## EXERCISE GOAL
An exact, complete copy of the lines below is the expected answer.

## Entries from a dataset of interfaces
--*--
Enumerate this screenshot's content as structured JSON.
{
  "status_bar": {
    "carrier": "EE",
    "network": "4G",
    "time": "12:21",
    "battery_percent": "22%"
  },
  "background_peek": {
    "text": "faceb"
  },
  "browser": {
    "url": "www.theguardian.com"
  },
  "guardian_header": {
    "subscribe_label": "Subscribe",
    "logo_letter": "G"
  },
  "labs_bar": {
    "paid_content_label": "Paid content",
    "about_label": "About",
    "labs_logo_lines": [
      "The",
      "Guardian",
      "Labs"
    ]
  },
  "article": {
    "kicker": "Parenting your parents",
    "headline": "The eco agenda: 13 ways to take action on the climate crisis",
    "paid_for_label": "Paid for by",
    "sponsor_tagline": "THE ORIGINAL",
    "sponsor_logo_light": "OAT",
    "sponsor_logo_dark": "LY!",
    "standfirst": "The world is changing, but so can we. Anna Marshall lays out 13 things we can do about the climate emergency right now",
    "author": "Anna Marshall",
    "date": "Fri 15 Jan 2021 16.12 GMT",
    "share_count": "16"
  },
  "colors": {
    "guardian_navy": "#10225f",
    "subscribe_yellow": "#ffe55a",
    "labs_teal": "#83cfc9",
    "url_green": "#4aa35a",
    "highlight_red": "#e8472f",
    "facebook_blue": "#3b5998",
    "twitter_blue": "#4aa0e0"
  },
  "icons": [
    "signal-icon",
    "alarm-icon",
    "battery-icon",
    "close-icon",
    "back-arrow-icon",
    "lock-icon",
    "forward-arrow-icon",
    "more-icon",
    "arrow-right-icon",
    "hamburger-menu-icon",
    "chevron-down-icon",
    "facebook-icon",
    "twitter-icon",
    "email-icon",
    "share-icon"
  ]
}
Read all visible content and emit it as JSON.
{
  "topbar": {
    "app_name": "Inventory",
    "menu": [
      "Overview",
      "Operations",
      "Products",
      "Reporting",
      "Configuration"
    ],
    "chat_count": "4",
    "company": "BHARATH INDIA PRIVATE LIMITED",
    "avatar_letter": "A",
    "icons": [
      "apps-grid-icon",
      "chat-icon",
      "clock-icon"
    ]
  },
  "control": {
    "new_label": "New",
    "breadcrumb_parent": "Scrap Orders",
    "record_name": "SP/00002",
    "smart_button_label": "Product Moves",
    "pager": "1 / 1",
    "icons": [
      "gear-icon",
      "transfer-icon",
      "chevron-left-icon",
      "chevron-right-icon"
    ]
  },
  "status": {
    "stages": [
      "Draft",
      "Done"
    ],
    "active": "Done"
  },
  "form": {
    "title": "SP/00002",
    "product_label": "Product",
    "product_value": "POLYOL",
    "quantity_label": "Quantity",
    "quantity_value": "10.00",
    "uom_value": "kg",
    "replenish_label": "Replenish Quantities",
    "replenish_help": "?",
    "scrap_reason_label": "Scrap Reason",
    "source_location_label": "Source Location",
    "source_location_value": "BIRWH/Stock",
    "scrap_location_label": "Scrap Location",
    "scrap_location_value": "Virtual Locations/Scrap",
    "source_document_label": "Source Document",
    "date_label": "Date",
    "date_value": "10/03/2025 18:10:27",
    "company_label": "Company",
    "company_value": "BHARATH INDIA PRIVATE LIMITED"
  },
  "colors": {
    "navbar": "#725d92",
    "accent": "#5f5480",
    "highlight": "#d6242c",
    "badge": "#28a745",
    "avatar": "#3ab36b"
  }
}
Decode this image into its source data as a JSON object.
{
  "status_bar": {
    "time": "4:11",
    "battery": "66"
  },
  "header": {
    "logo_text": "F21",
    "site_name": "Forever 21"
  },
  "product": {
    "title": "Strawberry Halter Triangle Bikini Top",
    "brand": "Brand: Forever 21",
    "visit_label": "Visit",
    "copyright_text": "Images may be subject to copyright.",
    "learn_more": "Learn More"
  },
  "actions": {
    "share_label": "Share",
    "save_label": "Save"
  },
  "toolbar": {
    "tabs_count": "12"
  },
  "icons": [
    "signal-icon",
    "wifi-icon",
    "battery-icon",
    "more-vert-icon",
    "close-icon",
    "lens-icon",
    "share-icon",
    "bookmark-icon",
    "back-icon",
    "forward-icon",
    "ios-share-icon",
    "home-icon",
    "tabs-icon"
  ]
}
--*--
## ANSWER FOR THIS EXERCISE
Enumerate this screenshot's content as structured JSON.
{
  "status_bar": {
    "carrier": "EE",
    "network": "4G",
    "time": "12:21",
    "battery_percent": "22%"
  },
  "background_peek": {
    "text": "faceb"
  },
  "browser": {
    "url": "www.theguardian.com"
  },
  "guardian_header": {
    "subscribe_label": "Subscribe",
    "logo_letter": "G"
  },
  "labs_bar": {
    "paid_content_label": "Paid content",
    "about_label": "About",
    "labs_logo_lines": [
      "The",
      "Guardian",
      "Labs"
    ]
  },
  "article": {
    "kicker": "Parenting your parents",
    "headline": "The eco agenda: 13 ways to take action on the climate crisis",
    "paid_for_label": "Paid for by",
    "sponsor_tagline": "THE ORIGINAL",
    "sponsor_logo_light": "OAT",
    "sponsor_logo_dark": "LY!",
    "standfirst": "The world is changing, but so can we. Anna Marshall lays out 13 things we can do about the climate emergency right now",
    "author": "Anna Marshall",
    "date": "Fri 15 Jan 2021 16.12 GMT",
    "share_count": "16"
  },
  "colors": {
    "guardian_navy": "#10225f",
    "subscribe_yellow": "#ffe55a",
    "labs_teal": "#83cfc9",
    "url_green": "#4aa35a",
    "highlight_red": "#e8472f",
    "facebook_blue": "#3b5998",
    "twitter_blue": "#4aa0e0"
  },
  "icons": [
    "signal-icon",
    "alarm-icon",
    "battery-icon",
    "close-icon",
    "back-arrow-icon",
    "lock-icon",
    "forward-arrow-icon",
    "more-icon",
    "arrow-right-icon",
    "hamburger-menu-icon",
    "chevron-down-icon",
    "facebook-icon",
    "twitter-icon",
    "email-icon",
    "share-icon"
  ]
}
Read all visible content and emit it as JSON.
{
  "topbar": {
    "app_name": "Inventory",
    "menu": [
      "Overview",
      "Operations",
      "Products",
      "Reporting",
      "Configuration"
    ],
    "chat_count": "4",
    "company": "BHARATH INDIA PRIVATE LIMITED",
    "avatar_letter": "A",
    "icons": [
      "apps-grid-icon",
      "chat-icon",
      "clock-icon"
    ]
  },
  "control": {
    "new_label": "New",
    "breadcrumb_parent": "Scrap Orders",
    "record_name": "SP/00002",
    "smart_button_label": "Product Moves",
    "pager": "1 / 1",
    "icons": [
      "gear-icon",
      "transfer-icon",
      "chevron-left-icon",
      "chevron-right-icon"
    ]
  },
  "status": {
    "stages": [
      "Draft",
      "Done"
    ],
    "active": "Done"
  },
  "form": {
    "title": "SP/00002",
    "product_label": "Product",
    "product_value": "POLYOL",
    "quantity_label": "Quantity",
    "quantity_value": "10.00",
    "uom_value": "kg",
    "replenish_label": "Replenish Quantities",
    "replenish_help": "?",
    "scrap_reason_label": "Scrap Reason",
    "source_location_label": "Source Location",
    "source_location_value": "BIRWH/Stock",
    "scrap_location_label": "Scrap Location",
    "scrap_location_value": "Virtual Locations/Scrap",
    "source_document_label": "Source Document",
    "date_label": "Date",
    "date_value": "10/03/2025 18:10:27",
    "company_label": "Company",
    "company_value": "BHARATH INDIA PRIVATE LIMITED"
  },
  "colors": {
    "navbar": "#725d92",
    "accent": "#5f5480",
    "highlight": "#d6242c",
    "badge": "#28a745",
    "avatar": "#3ab36b"
  }
}
Decode this image into its source data as a JSON object.
{
  "status_bar": {
    "time": "4:11",
    "battery": "66"
  },
  "header": {
    "logo_text": "F21",
    "site_name": "Forever 21"
  },
  "product": {
    "title": "Strawberry Halter Triangle Bikini Top",
    "brand": "Brand: Forever 21",
    "visit_label": "Visit",
    "copyright_text": "Images may be subject to copyright.",
    "learn_more": "Learn More"
  },
  "actions": {
    "share_label": "Share",
    "save_label": "Save"
  },
  "toolbar": {
    "tabs_count": "12"
  },
  "icons": [
    "signal-icon",
    "wifi-icon",
    "battery-icon",
    "more-vert-icon",
    "close-icon",
    "lens-icon",
    "share-icon",
    "bookmark-icon",
    "back-icon",
    "forward-icon",
    "ios-share-icon",
    "home-icon",
    "tabs-icon"
  ]
}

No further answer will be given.